Start-up costs, he explained, have made it difficult for the U.S. operation to be consistently profitable. The U.S. operation did post a profit in the first quarter, but later lapsed back into the red.

“We had to spend a lot of money in the beginning to build a big infrastructure,” he said. “When we entered the U.S. market, we knew it would take time,” to turn profitable, he said. “For now, it’s not so important to be profitable. It’s more important to see if we are on the right track, and we have been satisfied for the last couple of years. At the moment, business is running very well in the U.S. Lexington Avenue is a great position, one of the best in New York. We signed the contract four years ago and have been looking forward to this opening.”
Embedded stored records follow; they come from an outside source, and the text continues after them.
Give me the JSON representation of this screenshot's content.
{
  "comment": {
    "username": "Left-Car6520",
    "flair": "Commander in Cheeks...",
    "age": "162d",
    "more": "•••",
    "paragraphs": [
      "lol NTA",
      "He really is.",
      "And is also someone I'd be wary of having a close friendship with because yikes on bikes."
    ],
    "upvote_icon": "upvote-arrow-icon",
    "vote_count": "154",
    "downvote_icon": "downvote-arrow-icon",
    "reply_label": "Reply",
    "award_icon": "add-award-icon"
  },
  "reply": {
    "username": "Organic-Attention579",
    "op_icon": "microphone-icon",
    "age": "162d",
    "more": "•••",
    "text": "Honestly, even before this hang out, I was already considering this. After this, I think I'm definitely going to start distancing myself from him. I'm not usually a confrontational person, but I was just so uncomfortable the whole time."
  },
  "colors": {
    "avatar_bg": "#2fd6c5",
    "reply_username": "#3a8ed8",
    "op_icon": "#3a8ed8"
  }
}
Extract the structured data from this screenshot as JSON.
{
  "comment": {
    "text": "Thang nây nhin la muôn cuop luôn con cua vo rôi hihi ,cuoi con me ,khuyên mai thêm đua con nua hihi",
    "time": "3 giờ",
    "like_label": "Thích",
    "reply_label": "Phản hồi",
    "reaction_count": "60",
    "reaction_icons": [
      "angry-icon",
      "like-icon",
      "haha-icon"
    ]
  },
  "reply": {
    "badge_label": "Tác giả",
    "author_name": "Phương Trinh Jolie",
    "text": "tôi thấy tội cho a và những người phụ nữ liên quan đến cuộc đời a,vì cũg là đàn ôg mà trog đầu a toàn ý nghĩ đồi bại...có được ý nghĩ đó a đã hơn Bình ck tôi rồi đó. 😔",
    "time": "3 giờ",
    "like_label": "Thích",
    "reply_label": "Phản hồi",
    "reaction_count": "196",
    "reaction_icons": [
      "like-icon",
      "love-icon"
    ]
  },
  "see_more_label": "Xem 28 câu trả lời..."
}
This story first appeared in the October 22, 2004 issue of WWD. Subscribe Today.

The Lexington location, like some other recent downtown sites, has an “upgraded” look, compared with stores situated in malls, Eriksen explained. “It’s the same way in Europe. With downtown stores, we do a little more with the lighting, and there’s more panels on the walls.”

Eriksen also said there’s greater “clarity” to the stores, as well as color, making it easier to shop. Chandeliers, lamps and curtains adorn the Lexington Avenue store, as well as wood paneling and higher-grade fixturing that projects a more masculine ambience for men’s wear.

“Our mall stores have a more similar look than the stores we have in Manhattan,” noted Sanna Lindberg, H&M’s country manager for the U.S. “Flagships always look a bit different, and every store that we open has a new touch to it.”

The Lexington Avenue store, which displays the complete H&M assortment including men’s, women’s and children’s apparel, outerwear and accessories, is the seventh H&M unit in Manhattan. It will also feature Karl Lagerfeld’s collection for H&M, slated to be distributed at select H&M stores beginning next month. Asked how it will be displayed, Lindberg replied, “We don’t want to go into detail. It’s important that it’s a surprise.”

According to Lindberg, the company is intent on opening more stores in Manhattan and is interested in Union Square, the upper West Side, the Flatiron district and possibly additional units in SoHo and Harlem.

Generally, H&M seeks 17,000 to 23,000 square feet for high-traffic, city locations, whereas concept shops would be roughly half the size, Lindberg said.

She said the company is also seeking more sites in the Chicago area, where there are currently four locations, and there is the possibility of 18 to 20 long-term, though that “depends on what is available and what appears interesting for us.” The New York City area, where there are currently 16 stores, has the potential for about two dozen.

This year, the plan is to add just nine stores in the U.S., a slowdown that Lindberg attributed to challenges revolving around manpower. She added that there has been a high rate of turnover of U.S. staff, particularly young sales people, whereas in Europe, it’s not quite so high. “The turnover is not that high for managers,” she said, adding that she believes H&M’s turnover rate is no worse than other retailers.

She acknowledged that profitability partly rests on building a bigger base of stores. “We have to grow and have more stores,” Lindberg stated.

For its third quarter ended Aug. 31, the company reported strong total profits and buoyant U.S. sales, with earnings climbing 18 percent to $325.8 million, and U.S. sales jumping double digits to $113.4 million, though there was a loss in the U.S. of $800,000 to $900,000.

Sales would even be better, Lindberg said, if U.S. consumers had a fuller awareness of H&M’s offerings. The brand is sometimes perceived narrowly as a hip, youthful ladies’ line, she said. “There is much to explain. The collection is quite broad. We have garments for everyone; for kids, teenagers and men.”

She said the company has begun devising strategies to heighten awareness of the complete collection, such as fashion shows, and more creative ways to present the merchandise. Not surprisingly, bestsellers pointed out by the staff were concentrated in the women’s areas, and included women’s tweed wool coats, priced $69.90; wool sweaters with fake fur collars, at $19.90; tweed wool pants, $34.90; lingerie-inspired tops, $19.90, and velvet blazers, priced at $55.90.